* [What the exercise asks]: Find each line below where the word "text" occurs, and copy it.

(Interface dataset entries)
*** Begin section ***

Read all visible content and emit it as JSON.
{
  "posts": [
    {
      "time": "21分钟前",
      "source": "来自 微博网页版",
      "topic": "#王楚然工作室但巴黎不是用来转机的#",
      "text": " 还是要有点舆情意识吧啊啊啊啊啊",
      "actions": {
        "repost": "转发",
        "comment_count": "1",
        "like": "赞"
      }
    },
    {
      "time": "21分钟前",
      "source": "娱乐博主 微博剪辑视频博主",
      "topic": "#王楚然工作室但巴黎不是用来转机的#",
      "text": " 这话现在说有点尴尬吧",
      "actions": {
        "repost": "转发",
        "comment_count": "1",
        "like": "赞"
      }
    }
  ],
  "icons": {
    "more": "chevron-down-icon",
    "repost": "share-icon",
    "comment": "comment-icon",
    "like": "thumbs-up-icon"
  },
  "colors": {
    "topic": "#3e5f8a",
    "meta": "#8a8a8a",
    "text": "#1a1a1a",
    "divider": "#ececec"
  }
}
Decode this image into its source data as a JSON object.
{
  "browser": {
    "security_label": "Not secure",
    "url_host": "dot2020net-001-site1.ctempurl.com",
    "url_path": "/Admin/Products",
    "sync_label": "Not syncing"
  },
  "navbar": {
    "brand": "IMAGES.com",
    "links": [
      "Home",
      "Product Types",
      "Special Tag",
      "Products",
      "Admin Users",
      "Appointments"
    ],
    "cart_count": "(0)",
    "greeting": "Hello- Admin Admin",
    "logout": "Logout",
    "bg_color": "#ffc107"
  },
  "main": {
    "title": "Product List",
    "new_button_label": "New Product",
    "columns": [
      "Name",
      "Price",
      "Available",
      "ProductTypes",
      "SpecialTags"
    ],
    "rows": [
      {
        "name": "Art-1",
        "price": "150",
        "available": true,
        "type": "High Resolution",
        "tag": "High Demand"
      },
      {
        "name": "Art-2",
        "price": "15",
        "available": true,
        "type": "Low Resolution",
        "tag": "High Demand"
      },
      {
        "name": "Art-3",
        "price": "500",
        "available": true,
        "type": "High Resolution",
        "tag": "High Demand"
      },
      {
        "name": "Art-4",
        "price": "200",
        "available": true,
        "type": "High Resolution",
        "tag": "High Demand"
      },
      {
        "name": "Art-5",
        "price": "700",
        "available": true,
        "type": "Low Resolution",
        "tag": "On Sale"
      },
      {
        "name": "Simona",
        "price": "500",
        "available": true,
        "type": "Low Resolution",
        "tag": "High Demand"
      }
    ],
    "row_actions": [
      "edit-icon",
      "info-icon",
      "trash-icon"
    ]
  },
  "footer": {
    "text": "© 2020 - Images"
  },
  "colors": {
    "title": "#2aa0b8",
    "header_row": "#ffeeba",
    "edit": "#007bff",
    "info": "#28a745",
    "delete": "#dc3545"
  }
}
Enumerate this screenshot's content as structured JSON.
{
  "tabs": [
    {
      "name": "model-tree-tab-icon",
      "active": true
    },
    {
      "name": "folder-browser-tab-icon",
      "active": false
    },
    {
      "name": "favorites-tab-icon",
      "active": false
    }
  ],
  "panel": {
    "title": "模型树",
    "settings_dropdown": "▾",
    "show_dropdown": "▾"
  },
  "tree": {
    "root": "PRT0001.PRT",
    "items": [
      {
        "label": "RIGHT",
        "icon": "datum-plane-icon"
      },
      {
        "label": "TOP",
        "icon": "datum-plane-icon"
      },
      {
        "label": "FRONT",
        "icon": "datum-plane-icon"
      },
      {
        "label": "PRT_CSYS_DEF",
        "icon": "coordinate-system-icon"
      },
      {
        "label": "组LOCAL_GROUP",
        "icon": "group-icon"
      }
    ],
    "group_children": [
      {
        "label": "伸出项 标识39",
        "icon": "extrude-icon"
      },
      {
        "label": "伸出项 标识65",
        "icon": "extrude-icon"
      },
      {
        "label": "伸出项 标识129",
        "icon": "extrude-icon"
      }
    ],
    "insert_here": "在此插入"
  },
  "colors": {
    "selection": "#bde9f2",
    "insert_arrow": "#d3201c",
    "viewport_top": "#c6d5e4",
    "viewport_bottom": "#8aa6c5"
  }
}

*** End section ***

* [Response to this exercise]:
      "text": " 还是要有点舆情意识吧啊啊啊啊啊",
      "text": " 这话现在说有点尴尬吧",
    "text": "#1a1a1a",
    "text": "© 2020 - Images"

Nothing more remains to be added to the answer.